June 9, 2021 | News
Both 2020 and 2021 have been challenging years for the translation industry and a milestone for medical translation. The pandemic has highlighted the importance of language services in the medical field—during a global healthcare crisis and in general.
During the pandemic, medical interpreters and translators have found themselves in a unique position. They had to handle the challenging task of helping pass on the latest information to researchers worldwide. It’s safe to say that much of the medical progress we’ve seen is, in part, a result of their work and dedication.
As we head to a post-pandemic era, we can expect more collaborations between organizations that operate in the medical industry, many of them international. In this context, we’re likely to see consistent growth in the medical translation niche.
Let’s take a look at some of the trends that will shape medical translation post-pandemic—and how you can anticipate them to ensure consistent growth.
According to Slator 2021 Language Industry Market Report, the post-pandemic landscape in the language industry will be a hybrid, bringing together old and new trends. Between remote working and accelerated technology adoption, language professionals will have to learn to anticipate shifts and find innovative ways to keep up with more industry standards than ever before.
Medical translators and interpreters follow rigid protocols and observe rules and laws as part of their daily routines. However, as more companies in this industry need to meet new market requirements in a post-pandemic world, language professionals will have to be more vigilant and learn everything they can about new procedures and terms on the fly.
The industry is moving faster than ever and global industry leaders have learned from the rapid response to the pandemic. They’ll start implementing new standards and protocols to optimize workflows and increase efficiency in their international operations.
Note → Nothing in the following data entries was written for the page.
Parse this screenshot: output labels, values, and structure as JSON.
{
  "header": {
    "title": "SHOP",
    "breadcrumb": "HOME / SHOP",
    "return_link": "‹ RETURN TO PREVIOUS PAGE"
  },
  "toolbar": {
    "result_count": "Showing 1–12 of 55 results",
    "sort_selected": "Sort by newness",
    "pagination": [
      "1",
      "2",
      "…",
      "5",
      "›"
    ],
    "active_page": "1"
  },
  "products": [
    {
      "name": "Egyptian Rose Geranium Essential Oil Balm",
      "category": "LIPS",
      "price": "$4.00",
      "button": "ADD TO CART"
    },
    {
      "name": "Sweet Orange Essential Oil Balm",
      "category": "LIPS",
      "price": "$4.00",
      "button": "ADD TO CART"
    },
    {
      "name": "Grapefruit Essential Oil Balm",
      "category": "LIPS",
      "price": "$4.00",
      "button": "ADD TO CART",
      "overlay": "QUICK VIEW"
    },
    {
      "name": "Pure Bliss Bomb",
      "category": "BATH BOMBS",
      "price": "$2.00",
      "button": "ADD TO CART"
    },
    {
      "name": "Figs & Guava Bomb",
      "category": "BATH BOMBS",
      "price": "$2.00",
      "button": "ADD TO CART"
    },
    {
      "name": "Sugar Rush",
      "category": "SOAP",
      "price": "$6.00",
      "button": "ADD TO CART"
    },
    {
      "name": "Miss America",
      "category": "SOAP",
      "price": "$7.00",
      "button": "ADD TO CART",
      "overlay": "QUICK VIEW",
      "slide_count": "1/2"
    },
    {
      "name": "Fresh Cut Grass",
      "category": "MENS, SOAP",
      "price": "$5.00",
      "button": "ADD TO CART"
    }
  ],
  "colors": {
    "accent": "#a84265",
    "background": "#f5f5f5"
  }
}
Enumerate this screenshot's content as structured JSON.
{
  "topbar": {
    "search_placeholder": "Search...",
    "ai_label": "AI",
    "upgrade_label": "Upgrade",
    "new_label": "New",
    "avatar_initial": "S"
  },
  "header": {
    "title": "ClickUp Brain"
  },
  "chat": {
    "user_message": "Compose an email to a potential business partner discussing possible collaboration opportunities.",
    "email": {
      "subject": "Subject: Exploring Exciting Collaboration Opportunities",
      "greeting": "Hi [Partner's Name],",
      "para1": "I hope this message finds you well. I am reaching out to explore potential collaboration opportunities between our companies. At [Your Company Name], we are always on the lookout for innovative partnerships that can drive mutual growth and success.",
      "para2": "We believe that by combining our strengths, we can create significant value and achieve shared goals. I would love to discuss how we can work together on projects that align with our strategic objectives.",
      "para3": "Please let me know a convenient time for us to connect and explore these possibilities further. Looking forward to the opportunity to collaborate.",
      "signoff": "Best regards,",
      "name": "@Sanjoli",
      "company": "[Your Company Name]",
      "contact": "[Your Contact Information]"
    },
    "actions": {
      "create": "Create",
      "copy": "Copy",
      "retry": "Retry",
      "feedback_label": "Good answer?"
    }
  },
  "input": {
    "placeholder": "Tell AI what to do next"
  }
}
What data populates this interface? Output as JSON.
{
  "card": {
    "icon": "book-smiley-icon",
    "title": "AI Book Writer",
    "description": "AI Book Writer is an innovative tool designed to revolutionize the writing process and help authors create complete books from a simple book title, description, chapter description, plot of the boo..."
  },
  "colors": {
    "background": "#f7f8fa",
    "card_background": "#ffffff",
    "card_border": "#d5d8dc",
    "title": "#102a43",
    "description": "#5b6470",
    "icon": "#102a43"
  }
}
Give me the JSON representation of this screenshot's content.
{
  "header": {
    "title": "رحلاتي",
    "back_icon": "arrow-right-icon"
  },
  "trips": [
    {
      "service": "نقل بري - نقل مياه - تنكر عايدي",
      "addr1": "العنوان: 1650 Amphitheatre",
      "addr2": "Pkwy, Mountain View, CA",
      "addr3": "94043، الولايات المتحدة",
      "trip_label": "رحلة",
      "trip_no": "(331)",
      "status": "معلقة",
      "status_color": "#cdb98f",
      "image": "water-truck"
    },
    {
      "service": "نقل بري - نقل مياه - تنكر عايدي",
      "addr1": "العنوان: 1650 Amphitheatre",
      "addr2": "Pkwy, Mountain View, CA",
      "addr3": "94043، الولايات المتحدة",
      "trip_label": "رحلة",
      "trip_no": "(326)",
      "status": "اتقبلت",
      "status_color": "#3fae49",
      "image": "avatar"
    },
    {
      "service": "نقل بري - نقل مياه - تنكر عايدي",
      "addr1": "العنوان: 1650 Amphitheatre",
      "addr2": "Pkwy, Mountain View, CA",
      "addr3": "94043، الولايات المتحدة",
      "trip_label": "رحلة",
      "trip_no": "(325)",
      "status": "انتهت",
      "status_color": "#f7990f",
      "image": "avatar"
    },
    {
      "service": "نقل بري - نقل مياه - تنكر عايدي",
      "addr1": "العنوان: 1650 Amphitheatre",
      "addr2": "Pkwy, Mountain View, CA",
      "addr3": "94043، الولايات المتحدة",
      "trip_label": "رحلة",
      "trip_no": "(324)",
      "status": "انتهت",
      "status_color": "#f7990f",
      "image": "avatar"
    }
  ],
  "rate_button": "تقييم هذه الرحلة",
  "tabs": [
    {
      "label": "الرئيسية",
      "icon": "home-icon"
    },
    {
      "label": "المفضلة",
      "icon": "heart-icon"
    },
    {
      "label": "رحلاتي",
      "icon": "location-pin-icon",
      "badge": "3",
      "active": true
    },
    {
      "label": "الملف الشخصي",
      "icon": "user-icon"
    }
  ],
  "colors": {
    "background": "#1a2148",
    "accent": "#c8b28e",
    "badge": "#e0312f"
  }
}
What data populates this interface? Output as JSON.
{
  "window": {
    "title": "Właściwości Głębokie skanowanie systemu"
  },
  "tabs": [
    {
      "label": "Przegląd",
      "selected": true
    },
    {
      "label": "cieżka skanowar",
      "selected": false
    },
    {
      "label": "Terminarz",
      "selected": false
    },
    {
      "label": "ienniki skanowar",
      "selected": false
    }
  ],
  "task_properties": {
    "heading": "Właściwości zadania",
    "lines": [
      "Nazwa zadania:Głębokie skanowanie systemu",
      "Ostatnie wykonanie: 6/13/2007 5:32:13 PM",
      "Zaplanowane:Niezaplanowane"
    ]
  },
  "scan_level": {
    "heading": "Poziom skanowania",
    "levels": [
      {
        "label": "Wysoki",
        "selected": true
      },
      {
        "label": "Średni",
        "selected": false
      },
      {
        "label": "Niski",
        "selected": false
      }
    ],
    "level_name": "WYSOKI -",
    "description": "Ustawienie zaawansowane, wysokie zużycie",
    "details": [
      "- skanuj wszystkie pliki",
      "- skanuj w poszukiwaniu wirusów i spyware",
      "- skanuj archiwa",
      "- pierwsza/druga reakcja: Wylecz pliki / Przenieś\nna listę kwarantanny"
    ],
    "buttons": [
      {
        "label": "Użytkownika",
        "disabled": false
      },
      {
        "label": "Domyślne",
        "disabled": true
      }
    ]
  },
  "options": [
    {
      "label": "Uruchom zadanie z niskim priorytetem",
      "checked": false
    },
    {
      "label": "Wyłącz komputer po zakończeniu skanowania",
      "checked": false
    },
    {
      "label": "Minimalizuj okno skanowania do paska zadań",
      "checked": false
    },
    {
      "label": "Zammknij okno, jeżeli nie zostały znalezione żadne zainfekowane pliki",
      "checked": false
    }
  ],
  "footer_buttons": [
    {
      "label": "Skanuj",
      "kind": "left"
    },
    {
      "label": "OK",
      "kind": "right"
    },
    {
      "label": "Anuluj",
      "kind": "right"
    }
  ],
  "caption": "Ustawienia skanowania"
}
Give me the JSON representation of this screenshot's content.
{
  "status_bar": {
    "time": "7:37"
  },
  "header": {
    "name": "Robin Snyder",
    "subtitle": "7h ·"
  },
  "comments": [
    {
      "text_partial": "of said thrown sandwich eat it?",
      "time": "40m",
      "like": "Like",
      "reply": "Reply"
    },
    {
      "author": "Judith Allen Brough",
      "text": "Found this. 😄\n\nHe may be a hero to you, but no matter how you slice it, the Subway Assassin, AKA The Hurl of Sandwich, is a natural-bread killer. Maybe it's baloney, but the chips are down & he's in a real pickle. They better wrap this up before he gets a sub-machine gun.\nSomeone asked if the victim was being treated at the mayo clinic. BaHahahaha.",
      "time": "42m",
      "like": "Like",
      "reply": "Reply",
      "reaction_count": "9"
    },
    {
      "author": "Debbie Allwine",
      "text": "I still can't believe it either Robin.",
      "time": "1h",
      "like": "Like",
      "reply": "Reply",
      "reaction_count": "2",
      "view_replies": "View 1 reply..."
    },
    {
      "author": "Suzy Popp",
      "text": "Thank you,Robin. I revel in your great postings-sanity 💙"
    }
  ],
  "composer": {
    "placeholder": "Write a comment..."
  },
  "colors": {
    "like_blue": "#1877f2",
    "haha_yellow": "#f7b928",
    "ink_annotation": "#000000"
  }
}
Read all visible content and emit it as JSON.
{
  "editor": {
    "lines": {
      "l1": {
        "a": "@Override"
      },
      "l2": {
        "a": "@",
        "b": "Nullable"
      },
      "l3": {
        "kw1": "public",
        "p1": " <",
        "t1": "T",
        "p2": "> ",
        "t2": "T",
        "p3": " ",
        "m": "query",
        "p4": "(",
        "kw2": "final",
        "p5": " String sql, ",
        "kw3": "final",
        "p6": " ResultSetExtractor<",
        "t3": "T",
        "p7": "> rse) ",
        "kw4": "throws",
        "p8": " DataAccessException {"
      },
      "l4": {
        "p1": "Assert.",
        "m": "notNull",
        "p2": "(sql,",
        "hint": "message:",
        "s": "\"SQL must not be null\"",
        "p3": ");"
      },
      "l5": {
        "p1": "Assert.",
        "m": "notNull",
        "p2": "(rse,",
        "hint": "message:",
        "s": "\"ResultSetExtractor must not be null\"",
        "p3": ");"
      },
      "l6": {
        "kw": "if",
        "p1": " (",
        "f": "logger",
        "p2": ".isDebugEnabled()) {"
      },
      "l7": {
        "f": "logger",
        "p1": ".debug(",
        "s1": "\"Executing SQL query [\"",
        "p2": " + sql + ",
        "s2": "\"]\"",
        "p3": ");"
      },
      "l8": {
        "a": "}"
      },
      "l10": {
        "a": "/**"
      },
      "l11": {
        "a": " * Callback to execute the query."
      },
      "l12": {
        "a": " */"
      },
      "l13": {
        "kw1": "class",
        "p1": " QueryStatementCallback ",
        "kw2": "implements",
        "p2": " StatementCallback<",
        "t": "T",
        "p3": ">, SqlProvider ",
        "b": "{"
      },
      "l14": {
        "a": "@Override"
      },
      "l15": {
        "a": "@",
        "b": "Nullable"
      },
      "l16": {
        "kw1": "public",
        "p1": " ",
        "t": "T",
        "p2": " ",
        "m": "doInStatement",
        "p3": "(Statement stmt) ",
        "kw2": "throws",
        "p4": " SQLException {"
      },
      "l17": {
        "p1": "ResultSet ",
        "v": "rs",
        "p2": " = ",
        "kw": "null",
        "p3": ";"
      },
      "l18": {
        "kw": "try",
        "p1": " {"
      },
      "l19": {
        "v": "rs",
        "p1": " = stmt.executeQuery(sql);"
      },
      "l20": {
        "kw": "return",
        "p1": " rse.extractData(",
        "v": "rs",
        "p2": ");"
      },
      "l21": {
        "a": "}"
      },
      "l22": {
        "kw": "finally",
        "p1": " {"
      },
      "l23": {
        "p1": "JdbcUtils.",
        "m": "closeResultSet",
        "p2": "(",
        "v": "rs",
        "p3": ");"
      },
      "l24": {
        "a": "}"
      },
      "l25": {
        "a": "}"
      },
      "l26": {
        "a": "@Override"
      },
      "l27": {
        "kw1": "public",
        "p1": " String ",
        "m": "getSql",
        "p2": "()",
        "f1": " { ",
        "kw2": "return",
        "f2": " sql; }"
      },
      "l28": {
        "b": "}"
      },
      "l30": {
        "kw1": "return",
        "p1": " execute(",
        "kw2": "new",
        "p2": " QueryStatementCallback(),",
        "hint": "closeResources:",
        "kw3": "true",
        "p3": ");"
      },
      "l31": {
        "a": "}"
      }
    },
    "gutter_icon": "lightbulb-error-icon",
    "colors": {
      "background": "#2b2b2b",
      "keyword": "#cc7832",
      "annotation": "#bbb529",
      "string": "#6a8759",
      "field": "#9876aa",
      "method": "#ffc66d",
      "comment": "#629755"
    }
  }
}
As much as 73% of executives in the pharma and medical supplies industry expect the COVID-19 crisis to turn into a growth opportunity. They’re ready to innovate and feel prepared to address the changes as quickly as they arrive. In this context, language professionals will play a significant role in implementing and maintaining these new standards globally.
The pandemic has revealed how unprepared most countries were to handle medical emergencies. Before 2020, around half of the world’s population didn’t have access to essential healthcare. The pandemic has made the situation worse in most countries, and global organizations will have to step in and make healthcare more accessible to people from all cultures.
In this case, too, medical translation post-pandemic will play an essential role in giving people access to information and healthcare services in all languages.
The World Health Organization (WHO) plans to introduce UHC (Universal Health Coverage) so that, “all individuals and communities receive the health services they need without suffering financial hardship.”
This project needs not only an influx of capital and healthcare workers but also the support of language service providers. Medical translators and interpreters can facilitate communication between nations and accelerate projects in countries where language and cultural barriers make it difficult for parties to communicate appropriately.
Depending on the countries and regions included in healthcare projects, the medical translator niche may require an increase in the number of experts who can provide services in specific language pairs. Therefore, it’s essential for language service providers operating in this niche to be prepared to deliver top-quality services in all languages.
Human translation is essential in the healthcare industry. From rigid terminology to the need for empathy in managing doctor-patient communication, most medical translations require 100% accuracy.
That doesn’t mean that machine translation and automation don’t play a vital role in delivering quality and quantity within the set budget and deadlines, however. Language service providers will have to accelerate technology adoption and find the best ways to integrate human translation with computer-assisted translation and machine translation to increase efficiency and deliver better results faster and affordable.
Medical translation services are always in demand, and professionals will have to find new and more reliable ways to deliver the same top-quality services every time to meet their clients’ expectations. Translation agencies that want to remain competitive in this field will have to stay on top of new trends to increase productivity. While there’s still resistance in some areas, overall, more and more companies will embrace change to thrive in the post-pandemic ecosystem.
Controlling costs will continue to be one of the top challenges for language service providers post-pandemic. Relying on technology will be a cost-effective way to secure profits and scale businesses that provide medical translation post-pandemic.
Language experts will continue to play an essential role in the process, and they must master new skills fast to get the most out of the latest tools available in the industry.
As more language service providers implement modern tools in daily operations, the old per-word pricing model will no longer reflect the reality of the translation industry. According to the same Slator 2021 study, new pricing models are emerging, making it easier for service providers to stay relevant in the market.
The number of pricing factors will continue to grow. Besides demand and supply, customers will pay more attention to elements like a translator’s experience in a specific field, their ability to deliver consistent work, turnarounds, and integration with the company’s existing process, among other things.
Both the healthcare industry and scientific research will continue to require consistent support from medical translators and interpreters in the coming years. The optimistic predictions in the medical sector will positively impact the medical translation niche, securing jobs and consistent revenue growth. Companies will continue to look for accuracy, reliability, and empathy when choosing their language partners in this new era of medical discoveries and technological advancement in healthcare. Consequently, companies that want to remain relevant should invest in continuing education, accept change, and innovate their processes to keep up with their clients and their specific needs.